━━━━━ Data shown

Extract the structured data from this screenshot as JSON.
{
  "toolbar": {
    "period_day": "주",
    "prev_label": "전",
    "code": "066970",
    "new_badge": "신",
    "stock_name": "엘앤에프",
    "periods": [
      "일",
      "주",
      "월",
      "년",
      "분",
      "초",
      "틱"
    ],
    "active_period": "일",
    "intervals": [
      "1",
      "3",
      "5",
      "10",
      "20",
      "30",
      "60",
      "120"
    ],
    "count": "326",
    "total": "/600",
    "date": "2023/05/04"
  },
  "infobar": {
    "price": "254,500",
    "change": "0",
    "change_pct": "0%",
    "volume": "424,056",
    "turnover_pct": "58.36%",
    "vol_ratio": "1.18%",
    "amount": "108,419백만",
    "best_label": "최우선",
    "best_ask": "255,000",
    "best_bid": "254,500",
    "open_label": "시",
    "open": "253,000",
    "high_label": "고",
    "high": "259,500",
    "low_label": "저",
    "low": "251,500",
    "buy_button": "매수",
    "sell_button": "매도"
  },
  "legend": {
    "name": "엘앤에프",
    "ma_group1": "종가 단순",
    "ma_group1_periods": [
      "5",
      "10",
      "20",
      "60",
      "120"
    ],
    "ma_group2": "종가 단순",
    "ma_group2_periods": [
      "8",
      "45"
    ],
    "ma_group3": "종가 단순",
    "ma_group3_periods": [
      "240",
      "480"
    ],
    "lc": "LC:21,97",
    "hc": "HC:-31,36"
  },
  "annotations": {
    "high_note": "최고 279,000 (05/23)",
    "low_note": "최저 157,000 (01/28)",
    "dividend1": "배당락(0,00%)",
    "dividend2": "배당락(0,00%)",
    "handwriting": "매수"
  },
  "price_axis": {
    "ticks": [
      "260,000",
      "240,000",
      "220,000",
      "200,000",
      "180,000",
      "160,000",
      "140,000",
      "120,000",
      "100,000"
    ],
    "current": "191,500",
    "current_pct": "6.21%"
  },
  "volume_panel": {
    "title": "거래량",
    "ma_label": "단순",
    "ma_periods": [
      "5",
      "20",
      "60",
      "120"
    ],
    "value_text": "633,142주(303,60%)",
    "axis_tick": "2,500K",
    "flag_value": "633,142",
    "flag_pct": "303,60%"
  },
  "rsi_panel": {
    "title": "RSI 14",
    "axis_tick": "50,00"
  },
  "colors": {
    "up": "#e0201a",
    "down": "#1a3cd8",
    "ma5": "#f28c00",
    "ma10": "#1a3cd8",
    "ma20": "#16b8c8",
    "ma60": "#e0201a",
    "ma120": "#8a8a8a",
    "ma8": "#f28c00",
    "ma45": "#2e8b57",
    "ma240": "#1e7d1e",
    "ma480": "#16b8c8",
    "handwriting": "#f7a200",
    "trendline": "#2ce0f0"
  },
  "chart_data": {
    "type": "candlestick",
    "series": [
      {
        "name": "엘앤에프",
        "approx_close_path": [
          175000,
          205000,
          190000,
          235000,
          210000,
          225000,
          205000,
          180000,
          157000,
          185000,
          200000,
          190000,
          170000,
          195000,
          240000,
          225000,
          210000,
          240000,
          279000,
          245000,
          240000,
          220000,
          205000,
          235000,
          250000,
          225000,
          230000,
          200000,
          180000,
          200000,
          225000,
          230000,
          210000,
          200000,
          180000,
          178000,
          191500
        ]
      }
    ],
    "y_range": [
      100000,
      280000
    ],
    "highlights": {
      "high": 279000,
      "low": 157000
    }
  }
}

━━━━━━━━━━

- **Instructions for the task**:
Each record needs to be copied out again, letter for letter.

- **Task result**:
Extract the structured data from this screenshot as JSON.
{
  "toolbar": {
    "period_day": "주",
    "prev_label": "전",
    "code": "066970",
    "new_badge": "신",
    "stock_name": "엘앤에프",
    "periods": [
      "일",
      "주",
      "월",
      "년",
      "분",
      "초",
      "틱"
    ],
    "active_period": "일",
    "intervals": [
      "1",
      "3",
      "5",
      "10",
      "20",
      "30",
      "60",
      "120"
    ],
    "count": "326",
    "total": "/600",
    "date": "2023/05/04"
  },
  "infobar": {
    "price": "254,500",
    "change": "0",
    "change_pct": "0%",
    "volume": "424,056",
    "turnover_pct": "58.36%",
    "vol_ratio": "1.18%",
    "amount": "108,419백만",
    "best_label": "최우선",
    "best_ask": "255,000",
    "best_bid": "254,500",
    "open_label": "시",
    "open": "253,000",
    "high_label": "고",
    "high": "259,500",
    "low_label": "저",
    "low": "251,500",
    "buy_button": "매수",
    "sell_button": "매도"
  },
  "legend": {
    "name": "엘앤에프",
    "ma_group1": "종가 단순",
    "ma_group1_periods": [
      "5",
      "10",
      "20",
      "60",
      "120"
    ],
    "ma_group2": "종가 단순",
    "ma_group2_periods": [
      "8",
      "45"
    ],
    "ma_group3": "종가 단순",
    "ma_group3_periods": [
      "240",
      "480"
    ],
    "lc": "LC:21,97",
    "hc": "HC:-31,36"
  },
  "annotations": {
    "high_note": "최고 279,000 (05/23)",
    "low_note": "최저 157,000 (01/28)",
    "dividend1": "배당락(0,00%)",
    "dividend2": "배당락(0,00%)",
    "handwriting": "매수"
  },
  "price_axis": {
    "ticks": [
      "260,000",
      "240,000",
      "220,000",
      "200,000",
      "180,000",
      "160,000",
      "140,000",
      "120,000",
      "100,000"
    ],
    "current": "191,500",
    "current_pct": "6.21%"
  },
  "volume_panel": {
    "title": "거래량",
    "ma_label": "단순",
    "ma_periods": [
      "5",
      "20",
      "60",
      "120"
    ],
    "value_text": "633,142주(303,60%)",
    "axis_tick": "2,500K",
    "flag_value": "633,142",
    "flag_pct": "303,60%"
  },
  "rsi_panel": {
    "title": "RSI 14",
    "axis_tick": "50,00"
  },
  "colors": {
    "up": "#e0201a",
    "down": "#1a3cd8",
    "ma5": "#f28c00",
    "ma10": "#1a3cd8",
    "ma20": "#16b8c8",
    "ma60": "#e0201a",
    "ma120": "#8a8a8a",
    "ma8": "#f28c00",
    "ma45": "#2e8b57",
    "ma240": "#1e7d1e",
    "ma480": "#16b8c8",
    "handwriting": "#f7a200",
    "trendline": "#2ce0f0"
  },
  "chart_data": {
    "type": "candlestick",
    "series": [
      {
        "name": "엘앤에프",
        "approx_close_path": [
          175000,
          205000,
          190000,
          235000,
          210000,
          225000,
          205000,
          180000,
          157000,
          185000,
          200000,
          190000,
          170000,
          195000,
          240000,
          225000,
          210000,
          240000,
          279000,
          245000,
          240000,
          220000,
          205000,
          235000,
          250000,
          225000,
          230000,
          200000,
          180000,
          200000,
          225000,
          230000,
          210000,
          200000,
          180000,
          178000,
          191500
        ]
      }
    ],
    "y_range": [
      100000,
      280000
    ],
    "highlights": {
      "high": 279000,
      "low": 157000
    }
  }
}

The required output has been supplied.